To behold Christ will be the condition and the means of growing like Him. That way of transformation by beholding, or of assimilation by the power of loving contemplation, is the blessed way of ennobling character, which even here, and in human relationships, has often made it easy to put off old vices and to clothe the soul with unwonted grace. Men have learned to love and gaze upon some fair character, till some image of its beauty has passed into their ruder natures. To love such and to look on them has been an education.

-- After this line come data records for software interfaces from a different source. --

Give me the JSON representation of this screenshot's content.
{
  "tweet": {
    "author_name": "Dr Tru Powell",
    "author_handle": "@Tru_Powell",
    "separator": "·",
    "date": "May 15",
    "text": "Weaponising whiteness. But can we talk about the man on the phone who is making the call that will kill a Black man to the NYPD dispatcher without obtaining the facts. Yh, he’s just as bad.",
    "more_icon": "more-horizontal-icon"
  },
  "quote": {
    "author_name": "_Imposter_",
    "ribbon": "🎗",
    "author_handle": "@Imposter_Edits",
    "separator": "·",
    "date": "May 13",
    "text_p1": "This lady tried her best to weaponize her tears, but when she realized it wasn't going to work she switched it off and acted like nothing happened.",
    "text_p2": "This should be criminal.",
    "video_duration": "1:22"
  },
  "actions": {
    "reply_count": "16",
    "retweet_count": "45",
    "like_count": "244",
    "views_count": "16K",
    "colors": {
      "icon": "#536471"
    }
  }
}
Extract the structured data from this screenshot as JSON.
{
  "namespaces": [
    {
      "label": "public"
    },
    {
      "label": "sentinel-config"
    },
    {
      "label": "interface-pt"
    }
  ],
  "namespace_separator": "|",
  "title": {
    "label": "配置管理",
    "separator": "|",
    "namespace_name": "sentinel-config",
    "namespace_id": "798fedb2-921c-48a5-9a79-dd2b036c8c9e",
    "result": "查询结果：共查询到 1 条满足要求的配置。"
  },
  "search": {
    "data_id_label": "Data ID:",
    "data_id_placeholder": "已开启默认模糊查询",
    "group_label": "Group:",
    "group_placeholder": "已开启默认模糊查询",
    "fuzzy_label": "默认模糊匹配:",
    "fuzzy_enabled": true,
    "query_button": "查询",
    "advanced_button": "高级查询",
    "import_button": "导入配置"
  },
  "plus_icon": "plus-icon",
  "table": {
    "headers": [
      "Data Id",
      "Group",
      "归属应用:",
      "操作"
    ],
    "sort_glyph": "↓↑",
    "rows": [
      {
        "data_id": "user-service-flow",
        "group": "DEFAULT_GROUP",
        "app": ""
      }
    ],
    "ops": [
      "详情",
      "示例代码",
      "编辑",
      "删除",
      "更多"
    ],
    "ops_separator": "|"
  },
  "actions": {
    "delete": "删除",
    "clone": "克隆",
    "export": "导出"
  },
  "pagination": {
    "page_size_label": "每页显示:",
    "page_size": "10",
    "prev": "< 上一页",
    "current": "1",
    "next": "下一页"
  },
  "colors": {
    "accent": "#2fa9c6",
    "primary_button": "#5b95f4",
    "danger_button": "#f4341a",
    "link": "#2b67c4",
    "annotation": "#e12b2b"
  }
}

The same process is exemplified in more sacred regions, when men here learn to love and look upon Christ by faith, and so become like Him, as the sun stamps a tiny copy of its blazing sphere on the eye that looks at it. But all these are but poor, far-off hints and low preludes of the energy with which that blessed vision of the glorified Christ shall work on the happy hearts that behold Him, and of the completeness of the likeness to Him which will be printed in light upon their faces.
It matters not, though it doth not yet appear what we shall be, if to all the questionings of our own hearts we have this for our all-sufficient answer, 'We shall be like Him.' As good old Richard Baxter has it: --
'My knowledge of that life is small,
'It is enough for the servant that he be as his Lord.'
There is no need to go into the dark and difficult questions about the manner of that vision. He Himself prayed, in that great intercessory prayer, 'Father, I will that these whom Thou hast given Me be with Me where I am, that they may behold My glory.' That vision of the glorified manhood of Jesus Christ -- certain, direct, clear, and worthy, whether it comes through sense or through thought -- to behold that vision is all the sight of God that men in Heaven ever will have. And through the millenniums of a growing glory, Christ as He is will be the manifested Deity. Likeness will clear sight, and clearer sight will increase likeness. So in blessed interchange these two will be cause and effect, and secure the endless progress of the redeemed spirit towards the vision of Christ which never can behold all His Infinite Fulness, and the likeness to Christ which can never reproduce all his Infinite Beauty.
As a bit of glass when the light strikes it flashes into sunny glory, or as every poor little muddy pool on the pavement, when the sunbeams fall upon it, has the sun mirrored even in its shallow mud, so into your poor heart and mine the vision of Christ's glory will come, moulding and transforming us to its own beauty. With unveiled face reflecting as a mirror does, the glory of the Lord, we 'shall be changed into the same image.' 'We shall be like Him, for we shall see Him as He is.'
Dear brethren, all begins with this, love Christ and trust Him and you are a child of God! 'And if children, then heirs, heirs of God, and joint heirs with Christ.'